Letters show women were politically engaged during the 1837-38 rebellions

April 10, 2017

In the 19th century, there was a sharp distinction between home life – a private domestic world that was essentially feminine – and the public life of business and politics, which was dominated by men.

In a new book, Mylène Bédard of Laval University demonstrates that the boundary between the two worlds was more permeable than it had been believed, particularly for women. By analyzing letters written by some of the women in the lives of the “Patriotes” – the leaders of the 1837-38 rebellions in Quebec – Bédard shows how these women were involved in the political world from which, officially, they were excluded.

Bédard’s book, Écrire en temps d’insurrections : Pratiques épistolaires et usages de la presse chez les femmes patriotes (1830-1840) (Writing during the insurrection : Letter-writing and newspaper use among Patriote women (1830-1840)) is the winner of a 2017 Canada Prize awarded by the Federation for the Humanities and Social Sciences.

Bédard says she chose the topic because she wanted to explore what she calls a blind spot in Quebec’s history – the contribution of women to the rebellions.

Many historians, she says, say the women of that time left little in the way of written records. But after a painstaking search through archives – and she invites other historians to go back to original sources – Bédard was able to unearth some 300 letters from five women with links to prominent Patriotes: Julie Bruneau-Papineau (wife of Patriote leader Louis-Joseph Papineau); Rosalie Papineau-Dessaules; Marguerite and Reine-Marie Harnois; and Marguerite Lacorne-Viger.

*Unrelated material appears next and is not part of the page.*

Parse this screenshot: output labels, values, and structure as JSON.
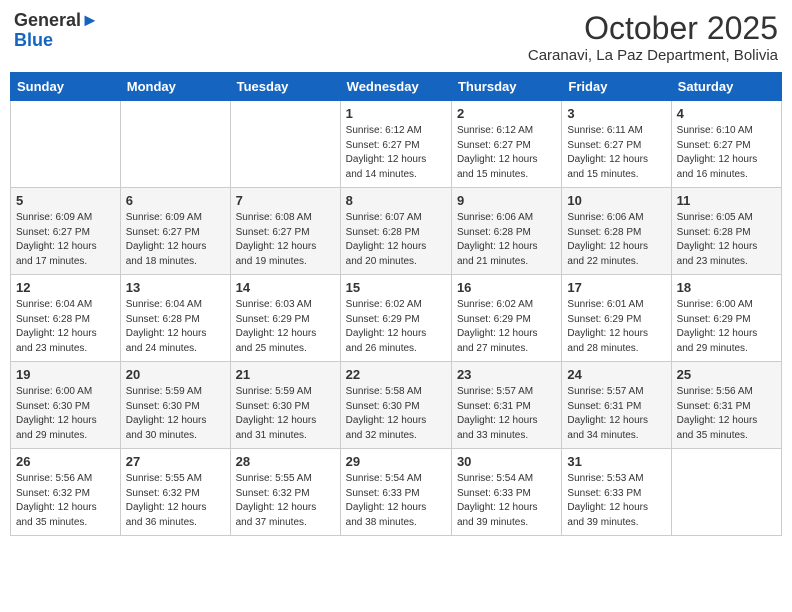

Her book presents an analysis of those letters. It shows that in addition to having political awareness, these women exerted influence, either to support a husband or to make demands of public authorities. The women of the time formed their opinions by reading newspapers. “The press was for them a springboard to political ideas,” explains Bédard.

And the opinions they formed were expressed in their letters, which were often written just after they had finished reading the morning papers. “It’s kind of like today, when you see something on Facebook and then you comment on it,” explains Bédard.

Julie Bruneau-Papineau, for example, wrote to her husband after reading that he had recently taken a stand on a burning issue of the day. She chastised him for not having talked to her about it, explaining that people in the town were asking her for information on the topic – information she was embarrassed to be unable to provide.

Politics is not the sole topic of the letter. The women also wrote of the children and the ups and downs of domestic life. But Bédard says she is struck by how these women wanted to broaden their world. “There was a desire to not remain silently within the private, domestic world.” she says. “There was a desire to not be excluded from the political arena.”

In fact, she says, the women were on the boundary between two worlds. They entertained each other with elegant dinners, while at the same time talking revolution.

“What fascinates me is that they kept one foot inside what was seen as acceptable for women, while taking advantage of the opportunity offered to them to expand the concept of feminine behaviour.”


Mylène Bédard is a professor in the Department of Literatures at Laval University and a membre of the Centre de recherche interuniversitaire sur la littérature et la culture québécoises. Her book, Écrire en temps d’insurrections : Pratiques épistolaires et usage de la presse chez les femmes patriotes (1830-1840) is published by Les Presses de l’Université de Montréal.